WHAT YOU WILL DO :: Only a number is wanted here: how many lines in the records below contain the string "Chart".

DATA TO USE ::
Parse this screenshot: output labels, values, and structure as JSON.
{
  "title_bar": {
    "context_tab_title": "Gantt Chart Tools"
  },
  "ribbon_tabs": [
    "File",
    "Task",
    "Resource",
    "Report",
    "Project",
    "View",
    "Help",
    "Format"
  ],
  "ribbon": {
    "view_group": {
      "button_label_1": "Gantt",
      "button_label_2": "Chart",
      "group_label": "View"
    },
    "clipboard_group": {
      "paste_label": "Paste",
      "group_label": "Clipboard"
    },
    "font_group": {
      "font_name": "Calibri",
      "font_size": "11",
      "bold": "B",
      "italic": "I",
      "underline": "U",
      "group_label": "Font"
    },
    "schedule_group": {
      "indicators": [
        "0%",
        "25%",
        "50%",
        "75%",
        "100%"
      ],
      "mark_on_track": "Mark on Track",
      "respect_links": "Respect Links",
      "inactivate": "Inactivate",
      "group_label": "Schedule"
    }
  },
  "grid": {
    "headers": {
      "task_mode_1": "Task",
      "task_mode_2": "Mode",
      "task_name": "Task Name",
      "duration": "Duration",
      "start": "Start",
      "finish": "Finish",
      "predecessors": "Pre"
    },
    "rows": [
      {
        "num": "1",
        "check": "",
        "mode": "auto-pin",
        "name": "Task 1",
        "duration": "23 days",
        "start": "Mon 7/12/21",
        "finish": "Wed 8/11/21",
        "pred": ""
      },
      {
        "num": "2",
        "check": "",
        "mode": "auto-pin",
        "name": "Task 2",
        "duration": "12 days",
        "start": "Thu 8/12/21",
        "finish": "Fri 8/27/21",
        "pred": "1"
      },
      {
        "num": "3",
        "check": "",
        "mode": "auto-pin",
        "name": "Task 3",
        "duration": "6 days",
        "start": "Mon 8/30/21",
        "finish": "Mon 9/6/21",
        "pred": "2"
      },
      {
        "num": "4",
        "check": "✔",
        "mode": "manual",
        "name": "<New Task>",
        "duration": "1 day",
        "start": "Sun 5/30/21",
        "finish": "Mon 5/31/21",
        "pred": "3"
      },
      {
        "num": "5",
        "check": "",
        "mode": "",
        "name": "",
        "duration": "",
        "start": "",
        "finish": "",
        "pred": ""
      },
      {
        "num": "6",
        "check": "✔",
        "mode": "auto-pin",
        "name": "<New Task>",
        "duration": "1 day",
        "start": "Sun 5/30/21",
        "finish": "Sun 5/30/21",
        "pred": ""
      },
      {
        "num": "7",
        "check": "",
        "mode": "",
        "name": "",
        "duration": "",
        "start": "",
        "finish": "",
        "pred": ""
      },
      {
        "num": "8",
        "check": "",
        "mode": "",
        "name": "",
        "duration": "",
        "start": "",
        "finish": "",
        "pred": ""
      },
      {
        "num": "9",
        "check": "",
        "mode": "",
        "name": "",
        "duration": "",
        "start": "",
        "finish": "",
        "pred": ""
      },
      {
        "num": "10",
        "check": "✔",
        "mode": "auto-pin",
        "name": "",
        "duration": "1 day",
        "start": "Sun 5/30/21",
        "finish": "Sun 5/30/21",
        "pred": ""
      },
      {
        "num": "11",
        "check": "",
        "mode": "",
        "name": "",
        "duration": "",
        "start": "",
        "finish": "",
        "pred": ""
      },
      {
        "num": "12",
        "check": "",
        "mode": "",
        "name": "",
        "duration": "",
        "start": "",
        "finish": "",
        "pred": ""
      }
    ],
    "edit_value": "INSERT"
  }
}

WORKED SOLUTION :: 2